Thanks JD - Yes that is exactly what I’m looking to do. Is there an easy way to set the humdity threshold and change it. For example I may want to trigger the damper when its at 50% or other times I may want 45%. I realize I can just edit the rule, but it would be nice if there was a UI of sorts where I could enter a humidity level or use up/down arrows to change the current setting, and the rule would automatically pick up on the set threshold from that UI location (rather than hard coding it into the rule). Can that be done?

It just depends on the specific smartapp you use to set the rule. :sunglasses:

Any recommendations please? Thanks!

Sorry, I haven’t investigated any of these, hopefully others will respond. Do you use an iPhone or android or Windows?

I use an iPhone. Thanks!

SmartApps don’t have any UI beyond what’s available in setup. They can’t do what you’re asking. The best thing you could do would be to build a virtual humidistat device, and then link that device to your setup with a SmartApp. That’s going to take a lot of custom code and time in the IDE.

Perhaps someone here has done something like that and will chime in.

The MIMOlite is the only dry contact relay I’m familiar with that can run on low voltage without modification. It’s crazy expensive for what you’re asking for… but it would work.

If it were me, I’d just use the GoControl device.

1 Like

It’s true most smartapps use the regular UI, but since you have an iPhone, you might look into the thirdparty app SmartRules. It has its own UI and while you would be changing the rule each time, you might find it easier to do there. There’s a free version that lets you set up one rule to try it out. The full version costs $7, which many people, including me, find well worth it. Anyway, Just another option to consider for iPhone users. :sunglasses:

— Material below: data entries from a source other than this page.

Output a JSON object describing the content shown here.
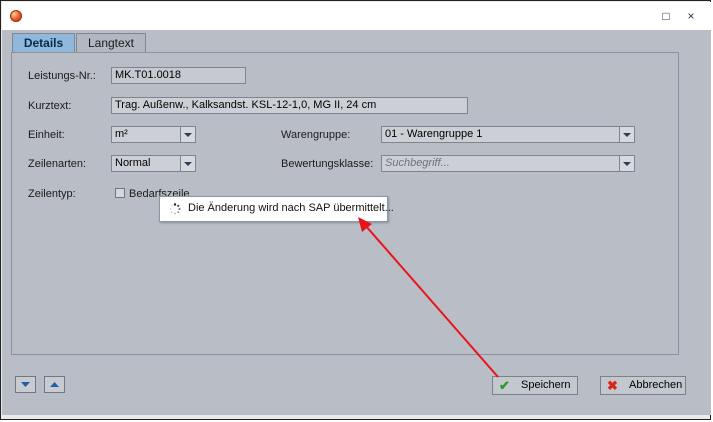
{
  "window": {
    "app_icon": "app-logo-icon",
    "maximize_glyph": "□",
    "close_glyph": "×"
  },
  "tabs": [
    {
      "label": "Details",
      "active": true
    },
    {
      "label": "Langtext",
      "active": false
    }
  ],
  "form": {
    "leistungs_nr_label": "Leistungs-Nr.:",
    "leistungs_nr_value": "MK.T01.0018",
    "kurztext_label": "Kurztext:",
    "kurztext_value": "Trag. Außenw., Kalksandst. KSL-12-1,0, MG II, 24 cm",
    "einheit_label": "Einheit:",
    "einheit_value": "m²",
    "warengruppe_label": "Warengruppe:",
    "warengruppe_value": "01 - Warengruppe 1",
    "zeilenarten_label": "Zeilenarten:",
    "zeilenarten_value": "Normal",
    "bewertungsklasse_label": "Bewertungsklasse:",
    "bewertungsklasse_placeholder": "Suchbegriff...",
    "zeilentyp_label": "Zeilentyp:",
    "bedarfszeile_label": "Bedarfszeile",
    "bedarfszeile_checked": false
  },
  "toast": {
    "message": "Die Änderung wird nach SAP übermittelt..."
  },
  "buttons": {
    "save_label": "Speichern",
    "cancel_label": "Abbrechen"
  },
  "colors": {
    "annotation_arrow": "#e8141a",
    "save_icon": "#2a9a2a",
    "cancel_icon": "#d8281e",
    "active_tab": "#8fb8dc"
  }
}
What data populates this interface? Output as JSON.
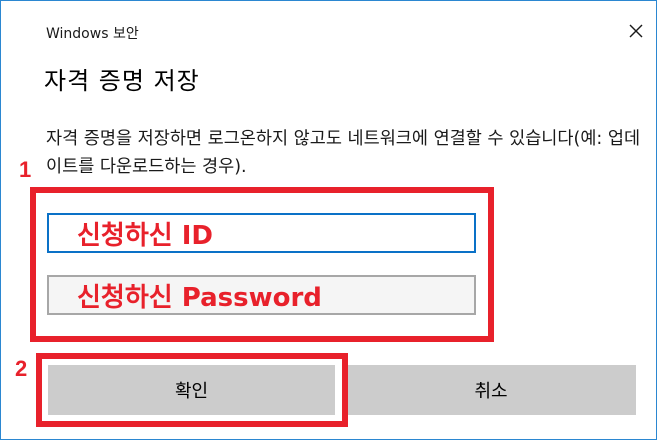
{
  "dialog": {
    "window_title": "Windows 보안",
    "close_icon": "close-icon",
    "heading": "자격 증명 저장",
    "description": "자격 증명을 저장하면 로그온하지 않고도 네트워크에 연결할 수 있습니다(예: 업데이트를 다운로드하는 경우)."
  },
  "fields": {
    "id_value": "신청하신 ID",
    "password_value": "신청하신 Password"
  },
  "buttons": {
    "ok_label": "확인",
    "cancel_label": "취소"
  },
  "annotations": {
    "marker_1": "1",
    "marker_2": "2",
    "accent_color": "#e8212b"
  }
}
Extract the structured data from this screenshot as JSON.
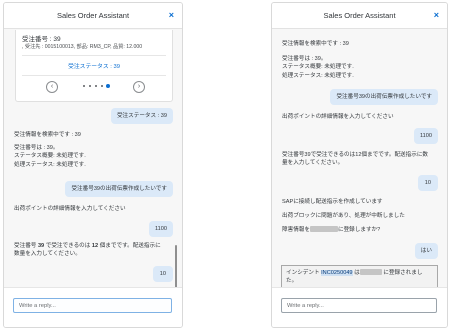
{
  "left_panel": {
    "title": "Sales Order Assistant",
    "close_glyph": "×",
    "card": {
      "order_line": "受注番号 : 39",
      "detail_line": ", 受注先 : 0015100013, 部品: RM3_CP, 品質: 12.000",
      "link": "受注ステータス : 39",
      "prev_glyph": "‹",
      "next_glyph": "›"
    },
    "messages": {
      "u1": "受注ステータス : 39",
      "b1": "受注情報を検索中です : 39",
      "b2": "受注番号は : 39。\nステータス概要: 未処理です.\n処理ステータス: 未処理です.",
      "u2": "受注番号39の出荷伝票作成したいです",
      "b3": "出荷ポイントの詳細情報を入力してください",
      "u3": "1100",
      "b4_pre": "受注番号 ",
      "b4_num1": "39",
      "b4_mid": " で受注できるのは ",
      "b4_num2": "12",
      "b4_post": " 個までです。配送指示に数量を入力してください。",
      "u4": "10"
    },
    "reply_placeholder": "Write a reply..."
  },
  "right_panel": {
    "title": "Sales Order Assistant",
    "close_glyph": "×",
    "messages": {
      "b1": "受注情報を検索中です : 39",
      "b2": "受注番号は : 39。\nステータス概要: 未処理です.\n処理ステータス: 未処理です.",
      "u1": "受注番号39の出荷伝票作成したいです",
      "b3": "出荷ポイントの詳細情報を入力してください",
      "u2": "1100",
      "b4": "受注番号39で受注できるのは12個までです。配送指示に数量を入力してください。",
      "u3": "10",
      "b5": "SAPに接続し配送指示を作成しています",
      "b6": "出荷ブロックに問題があり、処理が中断しました",
      "b7_pre": "障害情報を",
      "b7_post": "に登録しますか?",
      "u4": "はい",
      "b8_pre": "インシデント ",
      "b8_id": "INC0250049",
      "b8_mid": " は",
      "b8_post": " に登録されました。"
    },
    "reply_placeholder": "Write a reply..."
  }
}
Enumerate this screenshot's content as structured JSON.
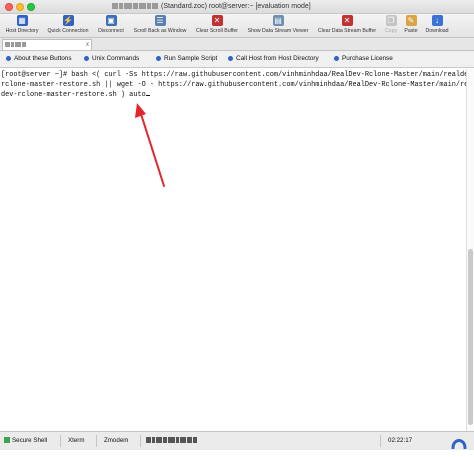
{
  "window": {
    "title": "(Standard.zoc) root@server:~ [evaluation mode]"
  },
  "toolbar": {
    "buttons": [
      {
        "label": "Host Directory",
        "icon": "host-directory-icon",
        "color": "#2f62c8",
        "enabled": true
      },
      {
        "label": "Quick Connection",
        "icon": "quick-connection-icon",
        "color": "#2f62c8",
        "enabled": true
      },
      {
        "label": "Disconnect",
        "icon": "disconnect-icon",
        "color": "#3b6fb4",
        "enabled": true
      },
      {
        "label": "Scroll Back as Window",
        "icon": "scroll-back-icon",
        "color": "#5b7fb0",
        "enabled": true
      },
      {
        "label": "Clear Scroll Buffer",
        "icon": "clear-scroll-icon",
        "color": "#c23030",
        "enabled": true
      },
      {
        "label": "Show Data Stream Viewer",
        "icon": "data-stream-viewer-icon",
        "color": "#6f8fb0",
        "enabled": true
      },
      {
        "label": "Clear Data Stream Buffer",
        "icon": "clear-data-stream-icon",
        "color": "#c23030",
        "enabled": true
      },
      {
        "label": "Copy",
        "icon": "copy-icon",
        "color": "#c4c4c4",
        "enabled": false
      },
      {
        "label": "Paste",
        "icon": "paste-icon",
        "color": "#d9a441",
        "enabled": true
      },
      {
        "label": "Download",
        "icon": "download-icon",
        "color": "#3a72d8",
        "enabled": true
      }
    ]
  },
  "tabs": [
    {
      "label": "root@server:~",
      "close": "x"
    }
  ],
  "user_buttons": [
    {
      "label": "About these Buttons"
    },
    {
      "label": "Unix Commands"
    },
    {
      "label": "Run Sample Script"
    },
    {
      "label": "Call Host from Host Directory"
    },
    {
      "label": "Purchase License"
    }
  ],
  "terminal": {
    "lines": [
      "[root@server ~]# bash <( curl -Ss https://raw.githubusercontent.com/vinhminhdaa/RealDev-Rclone-Master/main/realdev-",
      "rclone-master-restore.sh || wget -O - https://raw.githubusercontent.com/vinhminhdaa/RealDev-Rclone-Master/main/real",
      "dev-rclone-master-restore.sh ) auto"
    ]
  },
  "annotation": {
    "color": "#e3262b"
  },
  "statusbar": {
    "emulation": "Secure Shell",
    "terminal": "Xterm",
    "transfer": "Zmodem",
    "time": "02:22:17"
  }
}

1 Like

I took your advice Paul and got the GoControl. Really like it a lot. Very easy and basic when it comes down to it like you said.

I have a question about the little green LED on the front. The instructions say that by default the green light is on when the unit is latched and powering the devices its attached to, and off otherwise. And goes on to say that you can change this to be reversed (so the light is off when giving power and on when not). Oddly enough, my unit came with it in this reversed scenario where it lights up to indicate its not providing power. Do you know how to put it into the other setting? I’m not sure how to do this and the instructions do not say, nor are there any jumpers on it. Thanks!

There are probably z-wave parameter changes that you can send to the relay to reverse the LED behavior. These are little packets of data that you can send to a device to changes its physical behavior.

Unfortunately, I don’t know what parameter to change on that device. Doubly unfortunately, SmartThings can’t send parameter changes without writing a custom device handler for your device.

Do some google searching and see if the information is listed, or call the manufacturer. Once you have that information, someone here might be able to write the code for you.

Thanks Paul. I tried calling the manufacturer but was on hold for a long time and then they closed. Will try again tomorrow. I would think there would be a generic smartapp where you can pick a device and give it a parameter name and a value and have it send that data to the device. I’ll let you guys know what I hear. Thanks again.

Unfortunately, SmartApps can’t send parameter changes. Only device handers can.

Many other home automation hubs have a utility that can send parameter changes directly to devices, but SmartThings has no such utility.